A new study on chronic absenteeism reveals that absences have risen among all students, with a noticeable increase among Latino students and in suburban and rural school districts.
The Attendance Works and Everyone Graduates Center at Johns Hopkins University analyzed federal data and found that during the 2021-22 academic year, there were over 14 million chronically absent students, an increase of nearly seven million compared to 2017-18.
According to Robert Balfanz, director of the Everyone Graduates Center, addressing widespread absenteeism in the post-pandemic era requires an “all hands on deck” approach.
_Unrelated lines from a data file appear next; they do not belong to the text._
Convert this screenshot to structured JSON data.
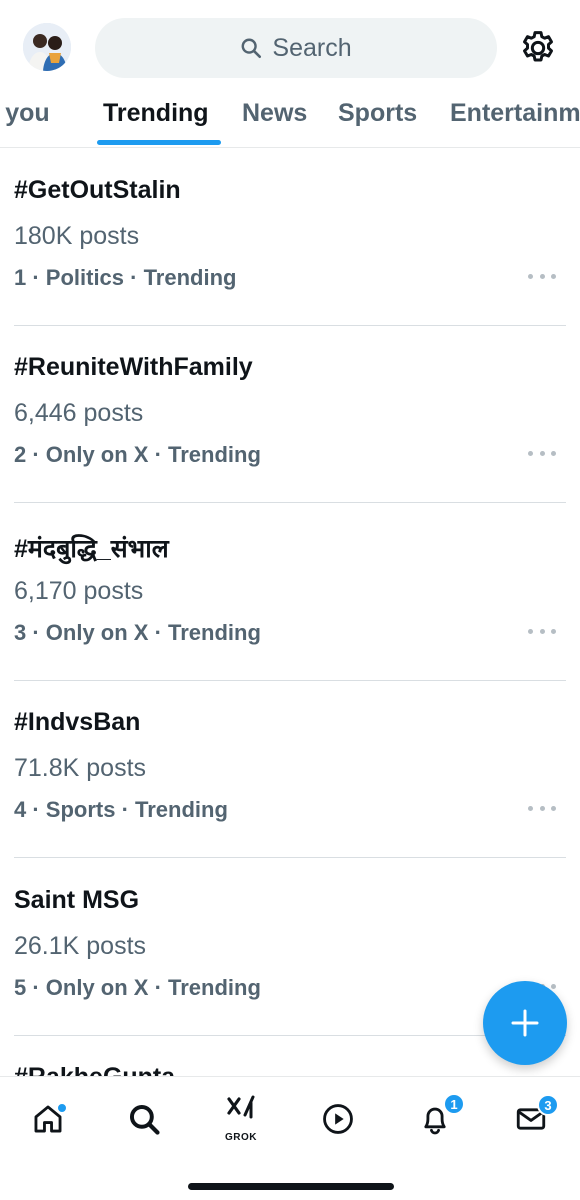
{
  "header": {
    "search_placeholder": "Search"
  },
  "tabs": [
    {
      "label": "For you"
    },
    {
      "label": "Trending",
      "active": true
    },
    {
      "label": "News"
    },
    {
      "label": "Sports"
    },
    {
      "label": "Entertainment"
    }
  ],
  "trends": [
    {
      "name": "#GetOutStalin",
      "posts": "180K posts",
      "meta": "1 · Politics · Trending"
    },
    {
      "name": "#ReuniteWithFamily",
      "posts": "6,446 posts",
      "meta": "2 · Only on X · Trending"
    },
    {
      "name": "#मंदबुद्धि_संभाल",
      "posts": "6,170 posts",
      "meta": "3 · Only on X · Trending"
    },
    {
      "name": "#IndvsBan",
      "posts": "71.8K posts",
      "meta": "4 · Sports · Trending"
    },
    {
      "name": "Saint MSG",
      "posts": "26.1K posts",
      "meta": "5 · Only on X · Trending"
    },
    {
      "name": "#RakheGunta",
      "posts": "",
      "meta": ""
    }
  ],
  "nav": {
    "grok_label": "GROK",
    "notifications_count": "1",
    "messages_count": "3"
  },
  "colors": {
    "accent": "#1d9bf0",
    "text_primary": "#0f1419",
    "text_secondary": "#536471"
  }
}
This new analysis confirms previous findings that showed an alarming rate of high or extreme chronic absenteeism in schools across the country, affecting two out of three students.
Chronic absenteeism is defined as missing at least 10% of the school year, roughly 18 days.
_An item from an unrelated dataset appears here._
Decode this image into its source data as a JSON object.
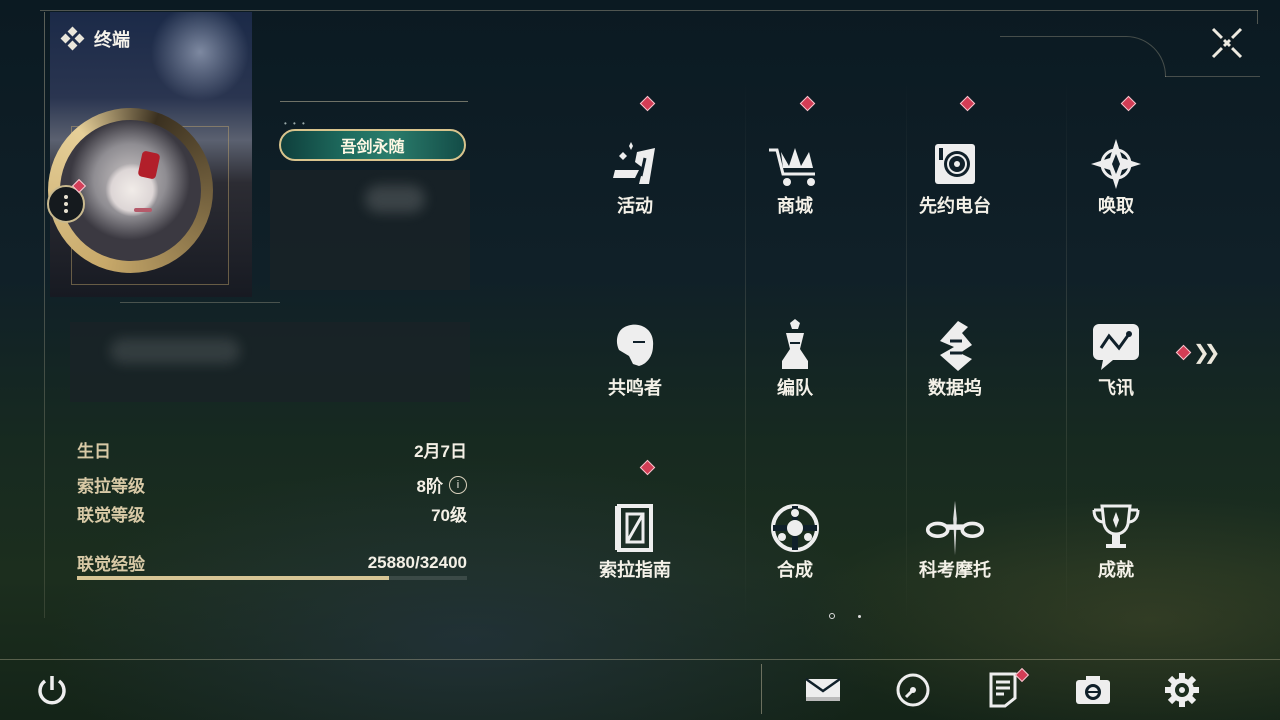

While the attendance trend impacted students of all ethnic backgrounds, Latino students experienced the highest increase in chronic absenteeism, with a 53% jump from 2017-18 to 2021-22.
Other ethnic groups also saw significant increases, including Pacific Islander students (46%), white students (39%), Black students (36%), and Native American students (29%).
Balfanz attributes the challenges faced by low-income and immigrant families during the pandemic to the widening attendance gaps. Latino students, in particular, faced additional burdens resulting from their families’ job losses and cultural expectations of caregiving.
The impact of chronic absenteeism was also observed geographically, affecting students in suburban and rural areas the most.
In 2021-22, chronic absenteeism in suburban school districts increased by 46% and in rural districts by 47%, compared to the numbers from 2017-18.
Cities experienced a 44% increase, while towns saw a 42% jump in chronic absenteeism.
Hedy Chang, founder and executive director of Attendance Works, attributes the attendance gaps in rural areas to inequitable access to healthcare services and poor transportation during the pandemic.
The analysis also found that schools serving a higher number of students living in poverty saw the greatest increase in chronic absenteeism.
Among schools with 75% or more students receiving free or reduced-price lunch, chronic absence nearly tripled, from 25% to 69%.
Chang emphasizes that poverty is a major contributing factor to student chronic absenteeism nationwide.
Balfanz adds that solving the disconnect between students and their schools is crucial in addressing chronic absenteeism.